Task details
Copy out each line of the data that contains "Maintenance".

━━ Data for this task

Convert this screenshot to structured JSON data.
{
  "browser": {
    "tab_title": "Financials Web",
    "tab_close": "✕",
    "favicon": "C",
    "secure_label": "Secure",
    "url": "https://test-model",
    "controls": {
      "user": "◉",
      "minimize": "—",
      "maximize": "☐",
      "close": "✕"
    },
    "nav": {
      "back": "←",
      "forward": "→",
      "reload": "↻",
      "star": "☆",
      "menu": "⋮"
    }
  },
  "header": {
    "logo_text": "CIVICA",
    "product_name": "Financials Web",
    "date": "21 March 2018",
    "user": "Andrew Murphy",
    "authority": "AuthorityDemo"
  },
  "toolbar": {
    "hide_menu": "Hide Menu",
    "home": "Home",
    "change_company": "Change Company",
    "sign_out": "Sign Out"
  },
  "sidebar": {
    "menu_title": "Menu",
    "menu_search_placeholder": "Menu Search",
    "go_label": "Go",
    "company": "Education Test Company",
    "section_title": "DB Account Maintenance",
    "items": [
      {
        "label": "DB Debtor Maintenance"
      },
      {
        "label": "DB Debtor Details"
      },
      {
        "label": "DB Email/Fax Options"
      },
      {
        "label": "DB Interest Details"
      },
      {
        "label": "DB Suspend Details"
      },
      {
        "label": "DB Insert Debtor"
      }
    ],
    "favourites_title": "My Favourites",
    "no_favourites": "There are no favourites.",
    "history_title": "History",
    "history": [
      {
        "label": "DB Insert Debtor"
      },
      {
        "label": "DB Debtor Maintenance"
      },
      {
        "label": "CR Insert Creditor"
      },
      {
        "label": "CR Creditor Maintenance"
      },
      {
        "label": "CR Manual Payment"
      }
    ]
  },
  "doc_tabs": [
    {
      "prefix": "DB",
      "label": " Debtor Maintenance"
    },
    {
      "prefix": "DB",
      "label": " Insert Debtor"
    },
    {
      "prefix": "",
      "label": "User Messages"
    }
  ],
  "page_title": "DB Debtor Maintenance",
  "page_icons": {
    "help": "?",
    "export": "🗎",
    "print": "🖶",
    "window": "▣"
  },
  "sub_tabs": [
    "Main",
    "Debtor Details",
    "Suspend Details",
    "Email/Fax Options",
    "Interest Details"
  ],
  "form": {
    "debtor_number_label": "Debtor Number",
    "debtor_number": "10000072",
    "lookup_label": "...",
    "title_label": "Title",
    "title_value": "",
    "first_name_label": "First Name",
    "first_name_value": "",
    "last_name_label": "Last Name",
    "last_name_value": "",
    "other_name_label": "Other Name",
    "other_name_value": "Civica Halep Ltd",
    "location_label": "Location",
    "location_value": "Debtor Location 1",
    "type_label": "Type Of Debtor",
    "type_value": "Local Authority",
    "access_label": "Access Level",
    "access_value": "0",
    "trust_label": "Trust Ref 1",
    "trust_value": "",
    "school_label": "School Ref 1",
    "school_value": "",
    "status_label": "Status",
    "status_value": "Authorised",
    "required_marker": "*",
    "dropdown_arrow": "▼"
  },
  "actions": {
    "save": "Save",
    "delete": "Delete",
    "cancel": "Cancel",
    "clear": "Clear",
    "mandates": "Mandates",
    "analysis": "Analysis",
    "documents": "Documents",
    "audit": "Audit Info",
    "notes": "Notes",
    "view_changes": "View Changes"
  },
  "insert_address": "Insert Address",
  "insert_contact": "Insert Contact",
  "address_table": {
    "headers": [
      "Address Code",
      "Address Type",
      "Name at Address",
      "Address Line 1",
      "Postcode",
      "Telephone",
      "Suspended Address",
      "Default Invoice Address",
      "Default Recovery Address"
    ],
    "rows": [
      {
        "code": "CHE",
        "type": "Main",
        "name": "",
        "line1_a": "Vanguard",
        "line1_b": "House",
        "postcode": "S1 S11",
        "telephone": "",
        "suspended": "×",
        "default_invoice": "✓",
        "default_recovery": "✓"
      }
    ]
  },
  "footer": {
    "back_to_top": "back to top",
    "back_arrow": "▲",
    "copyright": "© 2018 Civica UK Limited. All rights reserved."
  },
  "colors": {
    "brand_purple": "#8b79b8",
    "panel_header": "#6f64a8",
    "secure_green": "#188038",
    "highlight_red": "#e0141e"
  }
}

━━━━

Written response
    "section_title": "DB Account Maintenance",
        "label": "DB Debtor Maintenance"
        "label": "DB Debtor Maintenance"
        "label": "CR Creditor Maintenance"
      "label": " Debtor Maintenance"
  "page_title": "DB Debtor Maintenance",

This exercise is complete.